WORK INSTRUCTIONS: What is needed here is every line of the records that includes "steps".

RECORD SET:
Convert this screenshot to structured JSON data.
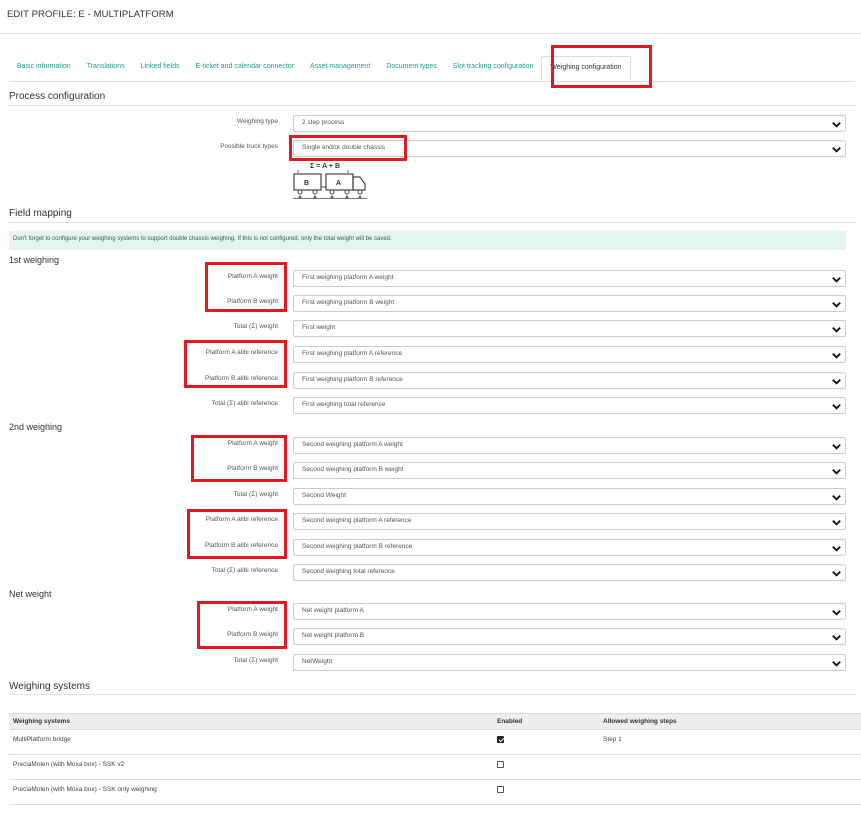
{
  "page": {
    "title": "EDIT PROFILE: E - MULTIPLATFORM"
  },
  "tabs": [
    {
      "label": "Basic information",
      "active": false
    },
    {
      "label": "Translations",
      "active": false
    },
    {
      "label": "Linked fields",
      "active": false
    },
    {
      "label": "E-ticket and calendar connector",
      "active": false
    },
    {
      "label": "Asset management",
      "active": false
    },
    {
      "label": "Document types",
      "active": false
    },
    {
      "label": "Slot tracking configuration",
      "active": false
    },
    {
      "label": "Weighing configuration",
      "active": true
    }
  ],
  "process": {
    "title": "Process configuration",
    "weighing_type": {
      "label": "Weighing type",
      "value": "2 step process"
    },
    "truck_types": {
      "label": "Possible truck types",
      "value": "Single and/or double chassis"
    },
    "diagram": {
      "formula": "Σ = A + B",
      "trailer_b": "B",
      "trailer_a": "A"
    }
  },
  "field_mapping": {
    "title": "Field mapping",
    "info": "Don't forget to configure your weighing systems to support double chassis weighing. If this is not configured, only the total weight will be saved.",
    "first": {
      "title": "1st weighing",
      "platform_a_weight": {
        "label": "Platform A weight",
        "value": "First weighing platform A weight"
      },
      "platform_b_weight": {
        "label": "Platform B weight",
        "value": "First weighing platform B weight"
      },
      "total_weight": {
        "label": "Total (Σ) weight",
        "value": "First weight"
      },
      "platform_a_alibi": {
        "label": "Platform A alibi reference",
        "value": "First weighing platform A reference"
      },
      "platform_b_alibi": {
        "label": "Platform B alibi reference",
        "value": "First weighing platform B reference"
      },
      "total_alibi": {
        "label": "Total (Σ) alibi reference",
        "value": "First weighing total reference"
      }
    },
    "second": {
      "title": "2nd weighing",
      "platform_a_weight": {
        "label": "Platform A weight",
        "value": "Second weighing platform A weight"
      },
      "platform_b_weight": {
        "label": "Platform B weight",
        "value": "Second weighing platform B weight"
      },
      "total_weight": {
        "label": "Total (Σ) weight",
        "value": "Second Weight"
      },
      "platform_a_alibi": {
        "label": "Platform A alibi reference",
        "value": "Second weighing platform A reference"
      },
      "platform_b_alibi": {
        "label": "Platform B alibi reference",
        "value": "Second weighing platform B reference"
      },
      "total_alibi": {
        "label": "Total (Σ) alibi reference",
        "value": "Second weighing total reference"
      }
    },
    "net": {
      "title": "Net weight",
      "platform_a_weight": {
        "label": "Platform A weight",
        "value": "Net weight platform A"
      },
      "platform_b_weight": {
        "label": "Platform B weight",
        "value": "Net weight platform B"
      },
      "total_weight": {
        "label": "Total (Σ) weight",
        "value": "NetWeight"
      }
    }
  },
  "weighing_systems": {
    "title": "Weighing systems",
    "columns": [
      "Weighing systems",
      "Enabled",
      "Allowed weighing steps"
    ],
    "rows": [
      {
        "name": "MultiPlatform bridge",
        "enabled": true,
        "steps": "Step 1"
      },
      {
        "name": "PreciaMolen (with Moxa box) - SSK v2",
        "enabled": false,
        "steps": ""
      },
      {
        "name": "PreciaMolen (with Moxa box) - SSK only weighing",
        "enabled": false,
        "steps": ""
      }
    ]
  },
  "colors": {
    "accent": "#1f9c8c",
    "highlight": "#e0181f",
    "info_bg": "#e3f5ef"
  }
}
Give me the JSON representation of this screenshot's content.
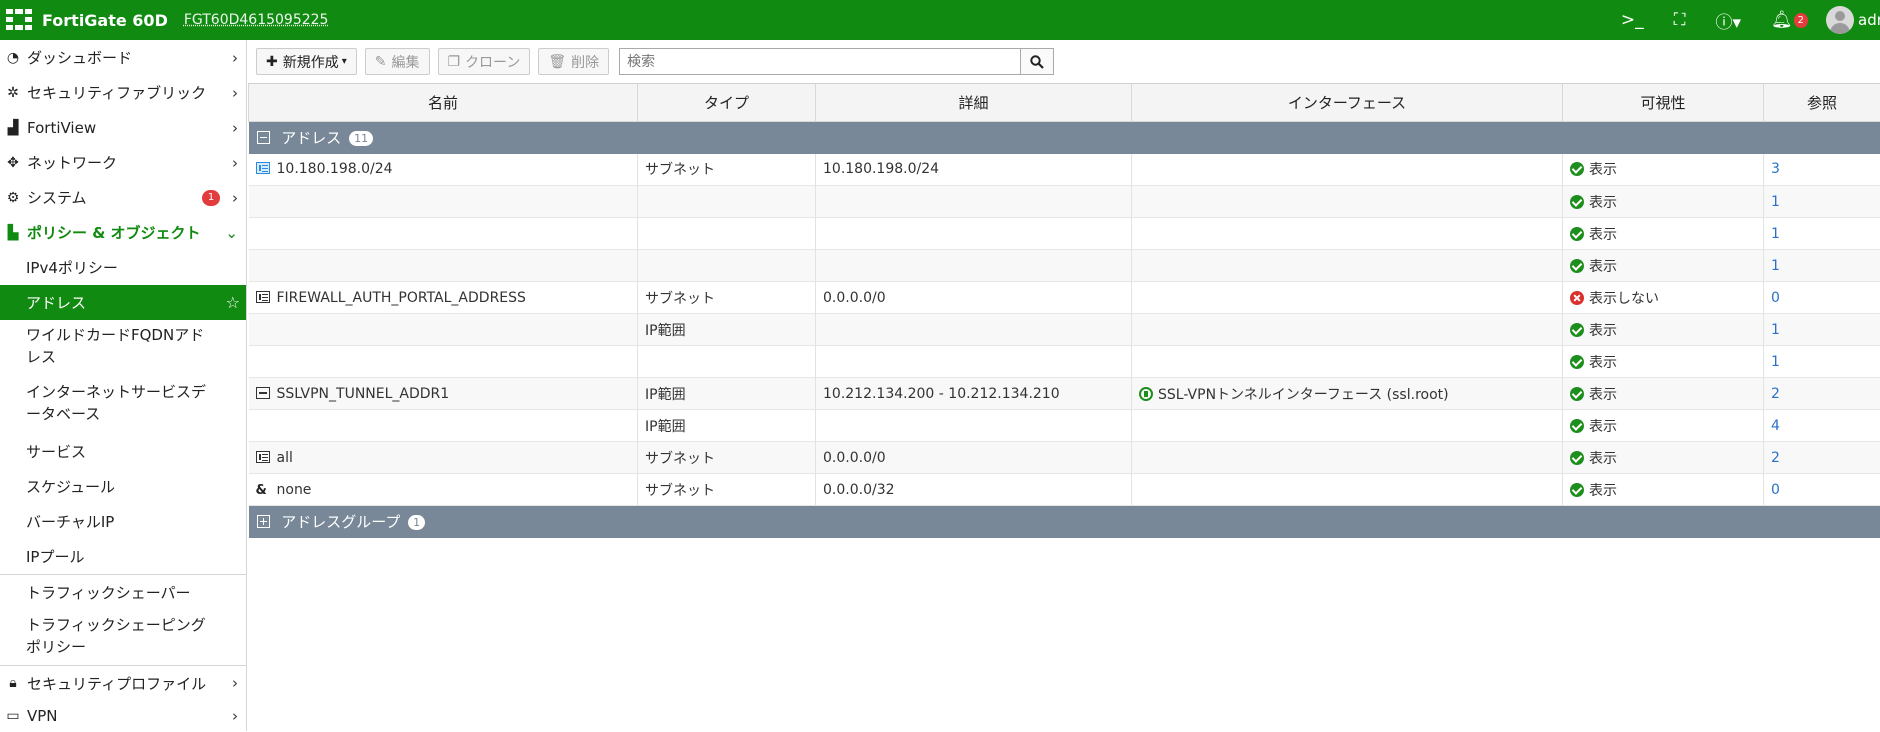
{
  "header": {
    "product": "FortiGate 60D",
    "hostname": "FGT60D4615095225",
    "notif_count": "2",
    "user": "admin",
    "icons": [
      "cli-console-icon",
      "fullscreen-icon",
      "help-icon",
      "bell-icon"
    ]
  },
  "sidebar": {
    "items": [
      {
        "label": "ダッシュボード",
        "icon": "dashboard-icon"
      },
      {
        "label": "セキュリティファブリック",
        "icon": "fabric-icon"
      },
      {
        "label": "FortiView",
        "icon": "chart-icon"
      },
      {
        "label": "ネットワーク",
        "icon": "network-icon"
      },
      {
        "label": "システム",
        "icon": "gear-icon",
        "badge": "1"
      },
      {
        "label": "ポリシー & オブジェクト",
        "icon": "policy-icon"
      }
    ],
    "sub_items": [
      {
        "label": "IPv4ポリシー"
      },
      {
        "label": "アドレス"
      },
      {
        "label": "ワイルドカードFQDNアドレス"
      },
      {
        "label": "インターネットサービスデータベース"
      },
      {
        "label": "サービス"
      },
      {
        "label": "スケジュール"
      },
      {
        "label": "バーチャルIP"
      },
      {
        "label": "IPプール"
      },
      {
        "label": "トラフィックシェーパー"
      },
      {
        "label": "トラフィックシェーピングポリシー"
      }
    ],
    "bottom_items": [
      {
        "label": "セキュリティプロファイル",
        "icon": "lock-icon"
      },
      {
        "label": "VPN",
        "icon": "laptop-icon"
      }
    ]
  },
  "toolbar": {
    "new_label": "新規作成",
    "edit_label": "編集",
    "clone_label": "クローン",
    "delete_label": "削除",
    "search_placeholder": "検索"
  },
  "table": {
    "columns": [
      "名前",
      "タイプ",
      "詳細",
      "インターフェース",
      "可視性",
      "参照"
    ],
    "group_address": {
      "label": "アドレス",
      "count": "11"
    },
    "group_addrgrp": {
      "label": "アドレスグループ",
      "count": "1"
    },
    "rows": [
      {
        "name": "10.180.198.0/24",
        "type": "サブネット",
        "detail": "10.180.198.0/24",
        "iface": "",
        "vis": "表示",
        "ref": "3"
      },
      {
        "name": "",
        "type": "",
        "detail": "",
        "iface": "",
        "vis": "表示",
        "ref": "1"
      },
      {
        "name": "",
        "type": "",
        "detail": "",
        "iface": "",
        "vis": "表示",
        "ref": "1"
      },
      {
        "name": "",
        "type": "",
        "detail": "",
        "iface": "",
        "vis": "表示",
        "ref": "1"
      },
      {
        "name": "FIREWALL_AUTH_PORTAL_ADDRESS",
        "type": "サブネット",
        "detail": "0.0.0.0/0",
        "iface": "",
        "vis": "表示しない",
        "ref": "0"
      },
      {
        "name": "",
        "type": "IP範囲",
        "detail": "",
        "iface": "",
        "vis": "表示",
        "ref": "1"
      },
      {
        "name": "",
        "type": "",
        "detail": "",
        "iface": "",
        "vis": "表示",
        "ref": "1"
      },
      {
        "name": "SSLVPN_TUNNEL_ADDR1",
        "type": "IP範囲",
        "detail": "10.212.134.200 - 10.212.134.210",
        "iface": "SSL-VPNトンネルインターフェース (ssl.root)",
        "vis": "表示",
        "ref": "2"
      },
      {
        "name": "",
        "type": "IP範囲",
        "detail": "",
        "iface": "",
        "vis": "表示",
        "ref": "4"
      },
      {
        "name": "all",
        "type": "サブネット",
        "detail": "0.0.0.0/0",
        "iface": "",
        "vis": "表示",
        "ref": "2"
      },
      {
        "name": "none",
        "type": "サブネット",
        "detail": "0.0.0.0/32",
        "iface": "",
        "vis": "表示",
        "ref": "0"
      }
    ]
  }
}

ANSWER BOX:
      "Allowed weighing steps"
        "steps": "Step 1"
        "steps": ""
        "steps": ""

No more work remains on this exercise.